"But living in a climate like Carnarvon, a lot can happen in the growing time.

"If a full moon happens we might get some warmer weather and humidity, and suddenly we have 4000 cartons.

"That means we have to find 30,000 new families to buy our product.

"People are creatures of habit - they are not just going to swap, so the only mechanism we have is price.

"So we might halve our price and go below the cost of production because we need to entice people to try our bananas.

"We might do this for a few weeks and people like them after trying them, but then we might get a cold snap and production will slow down, resulting in consumers going back to buying Queensland bananas, so it's a really hard balance."

SBC has been looking into ways it can value add with excess product and bananas that don't meet the retailers' high standards, or sell to another market if the price is too low.

"Having the option to do something with excess product when we have it, or if the price is too low and we decide not to send them, then we want to have something else we can do with our product," Ms Mangili said.

"But that is a whole new market development which takes time and effort, so it's a work in progress.

"We tried banana bread, because everyone loves banana bread, but suddenly we realised our competitors were Sara Lee, retailers' own brands etc. and our banana bread was costing twice as much by the time it got to retail.
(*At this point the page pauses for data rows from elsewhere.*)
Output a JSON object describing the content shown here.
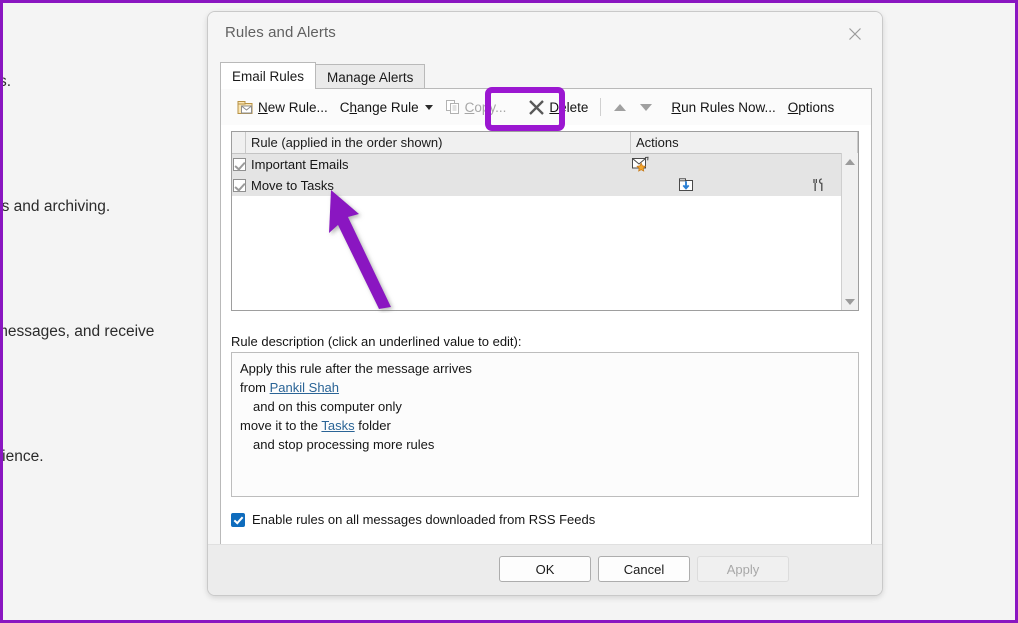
{
  "annotation": {
    "border_color": "#8a16c1",
    "highlight_color": "#9b17d1",
    "arrow_color": "#8a16c1",
    "highlight_target": "Delete",
    "arrow_target": "Move to Tasks"
  },
  "background_page": {
    "lines": [
      "s.",
      "ns and archiving.",
      "messages, and receive",
      "rience."
    ]
  },
  "dialog": {
    "title": "Rules and Alerts",
    "close_icon": "close-icon",
    "tabs": [
      {
        "label": "Email Rules",
        "active": true
      },
      {
        "label": "Manage Alerts",
        "active": false
      }
    ],
    "toolbar": {
      "new_rule": {
        "label": "New Rule...",
        "underline": "N",
        "icon": "new-rule-icon",
        "disabled": false
      },
      "change_rule": {
        "label": "Change Rule",
        "underline": "h",
        "icon": "chevron-down-icon",
        "disabled": false
      },
      "copy": {
        "label": "Copy...",
        "underline": "C",
        "icon": "copy-icon",
        "disabled": true
      },
      "delete": {
        "label": "Delete",
        "underline": "D",
        "icon": "delete-x-icon",
        "disabled": false
      },
      "move_up": {
        "icon": "triangle-up-icon",
        "disabled": true
      },
      "move_down": {
        "icon": "triangle-down-icon",
        "disabled": true
      },
      "run_rules_now": {
        "label": "Run Rules Now...",
        "underline": "R"
      },
      "options": {
        "label": "Options",
        "underline": "O"
      }
    },
    "rules_list": {
      "columns": [
        {
          "key": "check",
          "label": ""
        },
        {
          "key": "rule",
          "label": "Rule (applied in the order shown)"
        },
        {
          "key": "actions",
          "label": "Actions"
        }
      ],
      "rows": [
        {
          "checked": true,
          "name": "Important Emails",
          "selected": true,
          "action_icons": [
            "flag-message-icon"
          ]
        },
        {
          "checked": true,
          "name": "Move to Tasks",
          "selected": true,
          "action_icons": [
            "move-to-folder-icon",
            "tools-icon"
          ]
        }
      ],
      "scrollbar": {
        "up_icon": "scroll-up-icon",
        "down_icon": "scroll-down-icon"
      }
    },
    "description": {
      "label": "Rule description (click an underlined value to edit):",
      "lines": [
        {
          "text": "Apply this rule after the message arrives",
          "indent": false,
          "link": null
        },
        {
          "text": "from ",
          "indent": false,
          "link": "Pankil Shah",
          "after": ""
        },
        {
          "text": "and on this computer only",
          "indent": true,
          "link": null
        },
        {
          "text": "move it to the ",
          "indent": false,
          "link": "Tasks",
          "after": " folder"
        },
        {
          "text": "and stop processing more rules",
          "indent": true,
          "link": null
        }
      ]
    },
    "rss_option": {
      "label": "Enable rules on all messages downloaded from RSS Feeds",
      "checked": true,
      "check_color": "#0f6cbd"
    },
    "footer_buttons": [
      {
        "label": "OK",
        "disabled": false
      },
      {
        "label": "Cancel",
        "disabled": false
      },
      {
        "label": "Apply",
        "disabled": true
      }
    ]
  }
}
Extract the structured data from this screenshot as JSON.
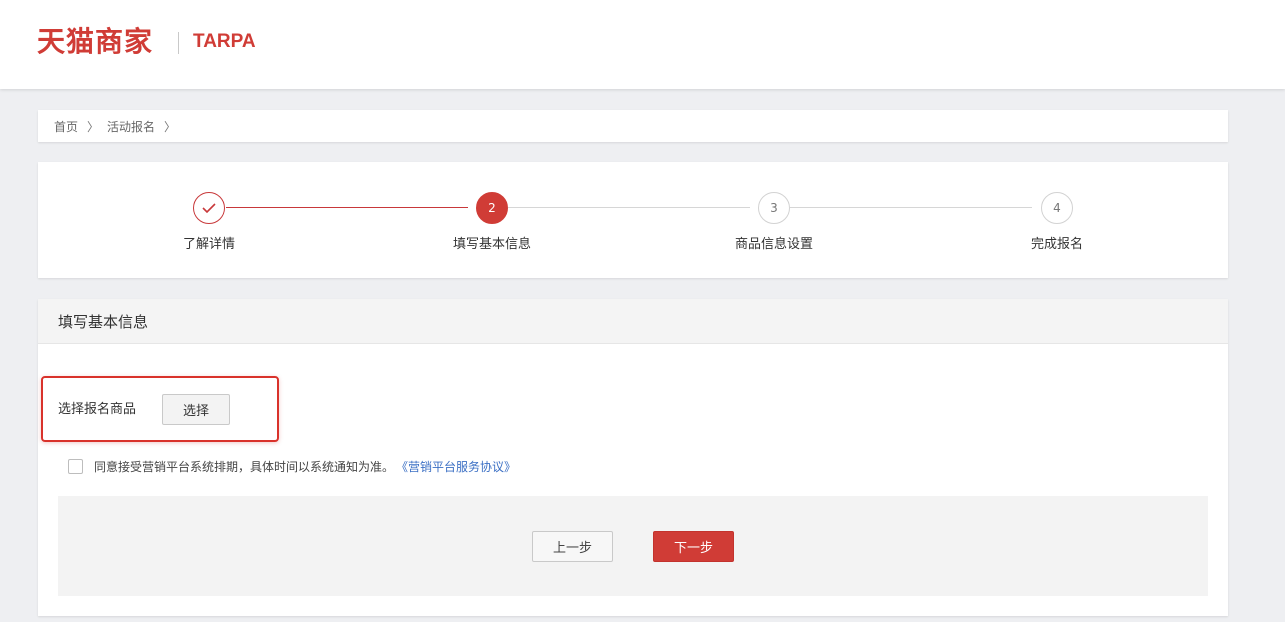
{
  "header": {
    "logo_text": "天猫商家",
    "sub_brand": "TARPA"
  },
  "breadcrumb": {
    "items": [
      "首页",
      "活动报名"
    ],
    "separator": "〉"
  },
  "steps": [
    {
      "number": "",
      "label": "了解详情",
      "state": "done",
      "icon": "check-icon"
    },
    {
      "number": "2",
      "label": "填写基本信息",
      "state": "active"
    },
    {
      "number": "3",
      "label": "商品信息设置",
      "state": "pending"
    },
    {
      "number": "4",
      "label": "完成报名",
      "state": "pending"
    }
  ],
  "form": {
    "title": "填写基本信息",
    "field_label": "选择报名商品",
    "select_button": "选择",
    "agreement_text": "同意接受营销平台系统排期，具体时间以系统通知为准。",
    "agreement_link": "《营销平台服务协议》",
    "agreement_checked": false,
    "prev_button": "上一步",
    "next_button": "下一步"
  },
  "colors": {
    "brand_red": "#d03c36",
    "link_blue": "#3b6fc4",
    "highlight_red": "#d9322b"
  }
}
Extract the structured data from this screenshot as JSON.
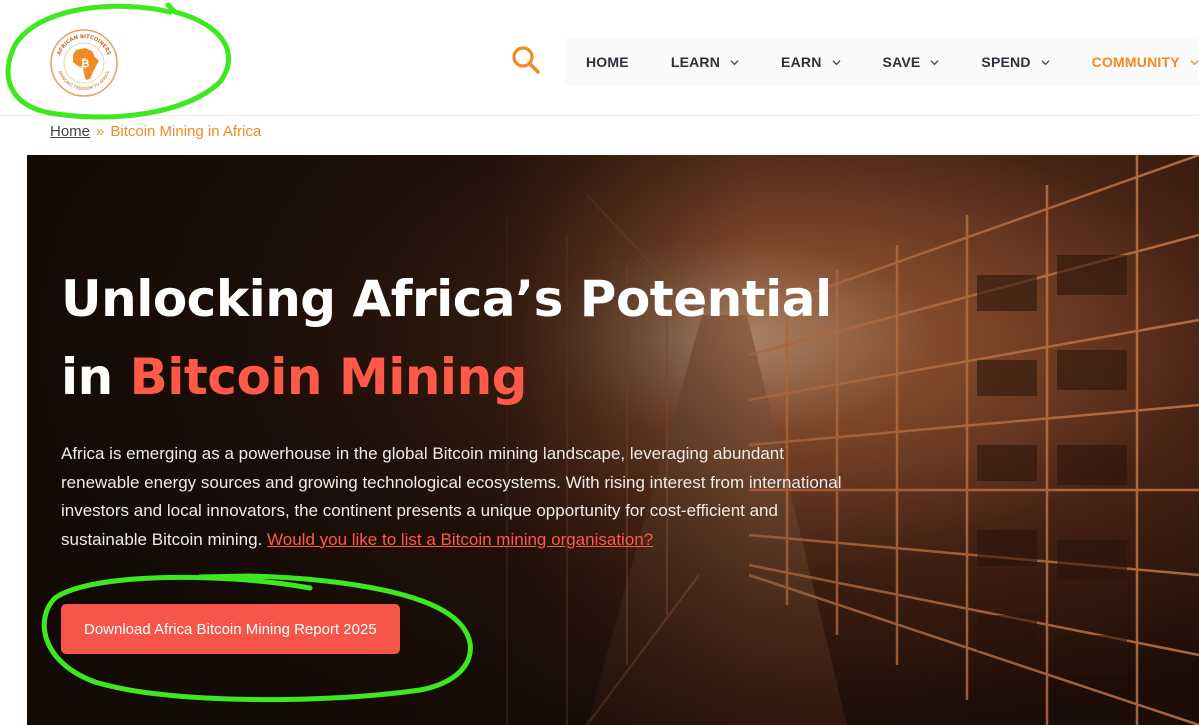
{
  "header": {
    "logo": {
      "ring_text_top": "AFRICAN BITCOINERS",
      "ring_text_bottom": "BRINGING FREEDOM TO AFRICA",
      "symbol": "₿"
    },
    "search_icon": "search-icon",
    "nav": [
      {
        "label": "HOME",
        "dropdown": false,
        "active": false
      },
      {
        "label": "LEARN",
        "dropdown": true,
        "active": false
      },
      {
        "label": "EARN",
        "dropdown": true,
        "active": false
      },
      {
        "label": "SAVE",
        "dropdown": true,
        "active": false
      },
      {
        "label": "SPEND",
        "dropdown": true,
        "active": false
      },
      {
        "label": "COMMUNITY",
        "dropdown": true,
        "active": true
      }
    ]
  },
  "breadcrumb": {
    "home": "Home",
    "separator": "»",
    "current": "Bitcoin Mining in Africa"
  },
  "hero": {
    "title_line1": "Unlocking Africa’s Potential",
    "title_line2_prefix": "in",
    "title_line2_accent": "Bitcoin Mining",
    "description": "Africa is emerging as a powerhouse in the global Bitcoin mining landscape, leveraging abundant renewable energy sources and growing technological ecosystems. With rising interest from international investors and local innovators, the continent presents a unique opportunity for cost-efficient and sustainable Bitcoin mining.",
    "link_text": "Would you like to list a Bitcoin mining organisation?",
    "cta_label": "Download Africa Bitcoin Mining Report 2025"
  },
  "colors": {
    "accent_orange": "#f08a24",
    "accent_red": "#ff5a48",
    "cta_bg": "#f6564a",
    "annotation_green": "#3ee81e"
  }
}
"We would rather partner with someone who was already wholesaling into the industry and sell them our second grade bananas.

"But we would have to ripen them and have a food safe-accredited facility that was able to process them - maybe peel and freeze bananas, so it is a big investment, which might only be about 10pc of our production, but we definitely need to have another avenue."

Ms Mangili's passion about the much-loved superfruit is clearly ripe and somewhat contagious.

And her desire to support Carnarvon growers and WA's only banana growing region is truly inspiring.

She hopes that by informing people about how Carnarvon bananas are grown and why they are packaged, will bring more support to the industry to enable it to continue to grow, so that growers can make good returns on their produce and consumers can enjoy WA's sweeter bananas long into the future.

  • Mollie Tracey travelled to Carnarvon as a guest of the Gascoyne Food Council.
Aa

From the front page

Sponsored by